    a real quick, off-the-cuff reply, as i just saw your blog while searching “myth of addiction” as keywords.

    Are all familiar at all with Tom Szasz’s demystification of addiction? see http://www.szasz.com (his general deconstructions of such currents may inspire) How about John B. Davies’ _The Myth of Addiction_?

    My own view is that the *conception* of addiction is largely (if not fully) tooled by both a lack of *context* of knowing why people use it (i.e. to try to fill a void left in a largely empty, yet “normal” life), and also in those who use such ideas not knowing the way that such words tool them.
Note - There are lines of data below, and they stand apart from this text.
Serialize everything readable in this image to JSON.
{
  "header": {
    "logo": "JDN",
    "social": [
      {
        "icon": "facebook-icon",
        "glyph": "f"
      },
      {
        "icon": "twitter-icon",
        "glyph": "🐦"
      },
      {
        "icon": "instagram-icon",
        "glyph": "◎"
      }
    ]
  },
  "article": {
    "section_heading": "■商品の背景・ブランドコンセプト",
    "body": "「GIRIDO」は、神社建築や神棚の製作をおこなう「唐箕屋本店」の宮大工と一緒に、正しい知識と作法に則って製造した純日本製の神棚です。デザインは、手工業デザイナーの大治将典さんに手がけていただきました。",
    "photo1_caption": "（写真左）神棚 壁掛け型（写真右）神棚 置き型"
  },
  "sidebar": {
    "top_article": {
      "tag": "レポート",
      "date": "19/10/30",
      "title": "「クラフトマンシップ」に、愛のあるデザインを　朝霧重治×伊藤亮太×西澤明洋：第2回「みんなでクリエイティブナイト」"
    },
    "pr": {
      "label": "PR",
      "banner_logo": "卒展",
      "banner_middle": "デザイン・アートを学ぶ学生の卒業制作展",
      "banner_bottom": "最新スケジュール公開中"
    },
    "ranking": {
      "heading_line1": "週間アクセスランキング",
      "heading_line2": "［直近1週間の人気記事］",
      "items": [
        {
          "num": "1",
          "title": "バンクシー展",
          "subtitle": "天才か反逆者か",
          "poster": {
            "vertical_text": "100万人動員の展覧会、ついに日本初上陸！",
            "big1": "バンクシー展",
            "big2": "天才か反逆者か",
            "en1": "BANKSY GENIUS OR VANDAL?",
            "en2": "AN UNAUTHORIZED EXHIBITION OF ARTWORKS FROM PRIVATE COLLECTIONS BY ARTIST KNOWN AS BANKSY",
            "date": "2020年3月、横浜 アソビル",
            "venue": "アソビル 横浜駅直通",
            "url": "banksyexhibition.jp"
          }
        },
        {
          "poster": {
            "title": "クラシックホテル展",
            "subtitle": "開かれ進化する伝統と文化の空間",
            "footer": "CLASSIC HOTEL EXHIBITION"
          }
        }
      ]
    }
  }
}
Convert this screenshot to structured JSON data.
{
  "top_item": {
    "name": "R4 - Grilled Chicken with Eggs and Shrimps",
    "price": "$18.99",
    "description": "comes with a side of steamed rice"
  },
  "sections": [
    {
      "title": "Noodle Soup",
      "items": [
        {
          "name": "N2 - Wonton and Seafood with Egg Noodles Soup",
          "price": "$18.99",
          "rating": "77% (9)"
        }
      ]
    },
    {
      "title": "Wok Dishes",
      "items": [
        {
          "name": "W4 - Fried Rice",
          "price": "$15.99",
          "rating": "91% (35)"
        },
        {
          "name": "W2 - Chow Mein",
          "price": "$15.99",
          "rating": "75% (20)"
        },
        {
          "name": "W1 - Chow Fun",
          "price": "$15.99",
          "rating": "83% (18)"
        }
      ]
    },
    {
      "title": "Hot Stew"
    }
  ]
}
    For instance, we automatically give away our power to a big hefty mystified word/value assumption like “addiction”; we don’t see ourselves being *able/capable* anymore; suddenly, it’s these jargon words which tell us “chemicals in our brains” have us, and we’re powerless.

    Really, such words and the propaganda that has to prop them up, are a kind of voodoo, and people not seeing the enormity of how we’re under attack systematically (by, i would argue, intensely alienated persons who *know not what they do*) accept such things because such word smiths are “the experts”.